◆ **Exercise details**
The response should hold each line from the entries below where "module" is found.

◆ **Entries supplied**
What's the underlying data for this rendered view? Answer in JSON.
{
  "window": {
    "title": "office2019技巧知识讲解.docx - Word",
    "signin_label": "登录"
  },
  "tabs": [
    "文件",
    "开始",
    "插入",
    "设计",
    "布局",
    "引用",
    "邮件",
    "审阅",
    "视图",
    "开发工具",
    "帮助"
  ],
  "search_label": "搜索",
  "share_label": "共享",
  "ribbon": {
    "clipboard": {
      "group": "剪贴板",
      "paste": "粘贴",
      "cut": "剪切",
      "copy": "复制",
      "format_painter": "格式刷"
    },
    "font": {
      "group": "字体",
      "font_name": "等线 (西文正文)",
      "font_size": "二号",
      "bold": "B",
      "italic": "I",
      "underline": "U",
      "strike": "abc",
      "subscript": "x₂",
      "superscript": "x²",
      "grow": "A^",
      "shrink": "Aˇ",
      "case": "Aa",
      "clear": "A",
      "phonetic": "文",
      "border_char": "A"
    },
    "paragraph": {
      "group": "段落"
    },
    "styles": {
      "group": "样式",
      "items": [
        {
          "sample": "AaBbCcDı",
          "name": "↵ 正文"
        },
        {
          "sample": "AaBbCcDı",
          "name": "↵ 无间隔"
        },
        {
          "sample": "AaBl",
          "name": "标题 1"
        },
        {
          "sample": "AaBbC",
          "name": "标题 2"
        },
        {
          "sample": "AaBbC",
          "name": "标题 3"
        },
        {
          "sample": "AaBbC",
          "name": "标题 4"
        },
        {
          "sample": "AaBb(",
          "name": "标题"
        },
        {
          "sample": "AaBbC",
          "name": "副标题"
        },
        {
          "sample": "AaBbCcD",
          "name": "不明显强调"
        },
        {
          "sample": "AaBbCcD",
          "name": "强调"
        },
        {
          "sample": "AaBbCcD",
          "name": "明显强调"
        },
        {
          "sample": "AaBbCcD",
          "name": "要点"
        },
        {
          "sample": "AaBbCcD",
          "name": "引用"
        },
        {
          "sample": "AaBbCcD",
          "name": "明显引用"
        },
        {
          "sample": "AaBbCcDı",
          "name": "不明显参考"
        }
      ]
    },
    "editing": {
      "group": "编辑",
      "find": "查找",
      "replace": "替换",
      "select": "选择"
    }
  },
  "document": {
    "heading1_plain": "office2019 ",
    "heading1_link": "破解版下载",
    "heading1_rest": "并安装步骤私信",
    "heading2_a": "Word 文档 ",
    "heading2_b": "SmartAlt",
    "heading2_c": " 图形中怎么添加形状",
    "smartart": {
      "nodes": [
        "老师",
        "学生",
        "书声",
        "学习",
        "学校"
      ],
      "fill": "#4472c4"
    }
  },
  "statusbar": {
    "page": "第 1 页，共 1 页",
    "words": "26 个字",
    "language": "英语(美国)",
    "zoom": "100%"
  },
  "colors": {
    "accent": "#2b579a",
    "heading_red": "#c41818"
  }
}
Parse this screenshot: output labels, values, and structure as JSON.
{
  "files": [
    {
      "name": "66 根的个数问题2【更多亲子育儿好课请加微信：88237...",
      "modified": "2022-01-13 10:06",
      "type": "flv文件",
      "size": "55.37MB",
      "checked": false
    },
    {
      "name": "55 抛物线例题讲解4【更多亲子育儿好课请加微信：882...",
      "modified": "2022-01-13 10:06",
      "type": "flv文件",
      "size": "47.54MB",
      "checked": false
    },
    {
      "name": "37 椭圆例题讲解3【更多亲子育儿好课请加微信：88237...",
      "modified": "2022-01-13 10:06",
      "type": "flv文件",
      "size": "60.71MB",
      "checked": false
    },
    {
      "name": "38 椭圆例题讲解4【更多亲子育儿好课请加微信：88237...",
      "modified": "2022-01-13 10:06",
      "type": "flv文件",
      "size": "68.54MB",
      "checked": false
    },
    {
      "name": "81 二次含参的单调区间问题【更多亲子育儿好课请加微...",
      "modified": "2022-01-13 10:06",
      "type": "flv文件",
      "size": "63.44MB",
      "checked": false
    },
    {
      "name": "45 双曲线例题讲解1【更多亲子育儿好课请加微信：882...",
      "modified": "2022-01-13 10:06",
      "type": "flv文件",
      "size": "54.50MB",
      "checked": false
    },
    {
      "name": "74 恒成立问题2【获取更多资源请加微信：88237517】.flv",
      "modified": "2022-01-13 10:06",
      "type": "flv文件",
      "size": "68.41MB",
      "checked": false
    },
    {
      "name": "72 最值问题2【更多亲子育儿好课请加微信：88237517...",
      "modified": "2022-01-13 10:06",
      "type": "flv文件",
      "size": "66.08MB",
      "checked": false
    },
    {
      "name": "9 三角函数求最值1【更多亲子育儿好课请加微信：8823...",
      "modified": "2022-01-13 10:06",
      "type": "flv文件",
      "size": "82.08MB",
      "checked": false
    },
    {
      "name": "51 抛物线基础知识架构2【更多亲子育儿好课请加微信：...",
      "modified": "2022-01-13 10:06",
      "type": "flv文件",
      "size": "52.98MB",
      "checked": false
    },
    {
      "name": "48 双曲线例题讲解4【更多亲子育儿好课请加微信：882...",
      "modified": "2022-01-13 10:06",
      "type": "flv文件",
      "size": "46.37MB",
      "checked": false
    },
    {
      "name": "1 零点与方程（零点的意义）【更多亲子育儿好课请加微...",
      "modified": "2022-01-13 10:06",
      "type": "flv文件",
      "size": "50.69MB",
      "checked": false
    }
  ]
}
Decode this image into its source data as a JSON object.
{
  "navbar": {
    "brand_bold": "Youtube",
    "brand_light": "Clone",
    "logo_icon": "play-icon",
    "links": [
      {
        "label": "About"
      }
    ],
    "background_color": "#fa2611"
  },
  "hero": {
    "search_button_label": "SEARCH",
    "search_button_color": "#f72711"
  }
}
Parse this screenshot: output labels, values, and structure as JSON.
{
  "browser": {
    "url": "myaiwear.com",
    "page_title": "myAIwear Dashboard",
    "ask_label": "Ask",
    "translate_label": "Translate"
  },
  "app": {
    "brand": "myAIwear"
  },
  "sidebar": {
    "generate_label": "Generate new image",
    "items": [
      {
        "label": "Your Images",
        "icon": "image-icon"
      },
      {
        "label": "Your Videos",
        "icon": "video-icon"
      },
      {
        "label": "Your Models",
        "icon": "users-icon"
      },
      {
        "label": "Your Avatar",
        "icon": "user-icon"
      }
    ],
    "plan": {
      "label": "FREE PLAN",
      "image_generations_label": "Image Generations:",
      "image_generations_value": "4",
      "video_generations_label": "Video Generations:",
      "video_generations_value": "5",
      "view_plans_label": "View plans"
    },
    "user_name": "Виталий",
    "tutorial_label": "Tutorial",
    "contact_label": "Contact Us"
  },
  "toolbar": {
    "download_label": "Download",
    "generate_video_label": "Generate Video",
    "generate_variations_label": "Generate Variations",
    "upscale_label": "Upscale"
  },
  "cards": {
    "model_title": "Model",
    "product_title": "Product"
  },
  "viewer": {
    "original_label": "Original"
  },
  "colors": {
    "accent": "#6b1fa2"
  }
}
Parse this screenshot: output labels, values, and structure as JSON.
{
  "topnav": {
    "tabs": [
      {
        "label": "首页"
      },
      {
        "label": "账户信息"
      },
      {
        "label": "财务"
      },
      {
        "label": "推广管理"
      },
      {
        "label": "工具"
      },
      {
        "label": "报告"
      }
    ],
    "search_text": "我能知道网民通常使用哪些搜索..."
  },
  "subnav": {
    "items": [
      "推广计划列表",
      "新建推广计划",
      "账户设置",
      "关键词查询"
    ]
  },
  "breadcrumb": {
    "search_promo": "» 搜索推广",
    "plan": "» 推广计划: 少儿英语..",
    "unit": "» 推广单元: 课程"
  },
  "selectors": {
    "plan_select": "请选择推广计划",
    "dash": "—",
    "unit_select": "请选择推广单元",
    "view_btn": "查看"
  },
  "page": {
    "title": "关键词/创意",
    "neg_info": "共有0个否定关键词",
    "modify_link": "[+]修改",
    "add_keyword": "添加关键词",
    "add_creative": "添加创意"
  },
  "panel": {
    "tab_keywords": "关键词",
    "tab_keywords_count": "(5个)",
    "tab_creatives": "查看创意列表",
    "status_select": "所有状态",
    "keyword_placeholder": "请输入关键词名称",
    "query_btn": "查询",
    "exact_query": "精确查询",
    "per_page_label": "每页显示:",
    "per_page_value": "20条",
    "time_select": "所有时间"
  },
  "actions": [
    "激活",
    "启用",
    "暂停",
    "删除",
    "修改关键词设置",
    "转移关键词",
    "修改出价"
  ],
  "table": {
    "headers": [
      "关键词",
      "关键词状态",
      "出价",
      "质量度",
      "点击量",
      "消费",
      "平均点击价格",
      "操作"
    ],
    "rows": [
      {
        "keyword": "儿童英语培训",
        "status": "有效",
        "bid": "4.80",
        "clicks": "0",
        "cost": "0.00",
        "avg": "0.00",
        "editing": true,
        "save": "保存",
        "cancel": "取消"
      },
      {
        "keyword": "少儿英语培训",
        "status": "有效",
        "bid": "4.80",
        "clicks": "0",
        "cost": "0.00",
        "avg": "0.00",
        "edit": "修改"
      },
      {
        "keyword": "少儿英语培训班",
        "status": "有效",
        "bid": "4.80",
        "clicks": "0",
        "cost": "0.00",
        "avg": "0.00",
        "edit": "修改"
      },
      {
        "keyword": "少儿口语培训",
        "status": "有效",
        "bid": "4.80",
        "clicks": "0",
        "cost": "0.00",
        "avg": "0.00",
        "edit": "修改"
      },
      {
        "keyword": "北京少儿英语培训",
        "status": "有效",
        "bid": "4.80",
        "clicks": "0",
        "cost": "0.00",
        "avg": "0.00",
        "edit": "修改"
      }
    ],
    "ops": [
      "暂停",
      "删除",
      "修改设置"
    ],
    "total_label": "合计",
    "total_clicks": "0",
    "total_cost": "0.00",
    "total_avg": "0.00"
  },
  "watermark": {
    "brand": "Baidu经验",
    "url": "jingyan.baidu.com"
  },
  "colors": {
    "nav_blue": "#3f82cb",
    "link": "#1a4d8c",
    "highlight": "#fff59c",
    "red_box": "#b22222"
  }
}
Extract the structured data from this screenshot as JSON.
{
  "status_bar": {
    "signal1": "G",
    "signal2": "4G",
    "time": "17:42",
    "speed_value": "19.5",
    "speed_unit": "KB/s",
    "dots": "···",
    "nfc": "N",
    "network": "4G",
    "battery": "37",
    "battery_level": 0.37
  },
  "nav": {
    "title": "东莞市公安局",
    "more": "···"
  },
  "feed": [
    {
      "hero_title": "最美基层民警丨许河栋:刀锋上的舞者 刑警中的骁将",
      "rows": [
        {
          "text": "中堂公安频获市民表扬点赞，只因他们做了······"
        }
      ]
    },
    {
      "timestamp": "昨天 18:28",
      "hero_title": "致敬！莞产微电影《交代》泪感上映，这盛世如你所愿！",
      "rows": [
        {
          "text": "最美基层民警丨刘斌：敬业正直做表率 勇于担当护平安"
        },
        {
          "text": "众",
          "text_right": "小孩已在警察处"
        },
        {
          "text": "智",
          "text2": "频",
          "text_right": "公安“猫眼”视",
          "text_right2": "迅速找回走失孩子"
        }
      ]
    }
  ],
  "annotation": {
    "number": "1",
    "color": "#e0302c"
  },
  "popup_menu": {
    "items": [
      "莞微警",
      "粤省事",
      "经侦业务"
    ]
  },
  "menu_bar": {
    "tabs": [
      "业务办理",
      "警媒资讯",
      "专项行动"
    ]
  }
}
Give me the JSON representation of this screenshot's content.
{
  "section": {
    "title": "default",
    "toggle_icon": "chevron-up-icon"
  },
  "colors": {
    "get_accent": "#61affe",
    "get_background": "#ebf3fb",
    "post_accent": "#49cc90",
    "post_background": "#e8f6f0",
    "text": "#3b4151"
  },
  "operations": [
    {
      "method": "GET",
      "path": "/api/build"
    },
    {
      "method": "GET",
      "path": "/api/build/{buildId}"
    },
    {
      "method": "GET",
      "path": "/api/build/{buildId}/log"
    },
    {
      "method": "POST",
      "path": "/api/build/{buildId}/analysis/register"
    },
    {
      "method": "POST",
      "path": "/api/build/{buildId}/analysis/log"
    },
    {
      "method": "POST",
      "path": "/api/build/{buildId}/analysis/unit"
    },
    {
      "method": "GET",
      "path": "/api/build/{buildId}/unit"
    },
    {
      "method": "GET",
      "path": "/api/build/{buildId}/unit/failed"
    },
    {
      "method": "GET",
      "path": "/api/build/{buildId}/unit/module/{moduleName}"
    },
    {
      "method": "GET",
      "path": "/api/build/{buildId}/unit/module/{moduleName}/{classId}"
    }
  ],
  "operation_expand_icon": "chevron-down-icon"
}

◆ **Task answer**
      "path": "/api/build/{buildId}/unit/module/{moduleName}"
      "path": "/api/build/{buildId}/unit/module/{moduleName}/{classId}"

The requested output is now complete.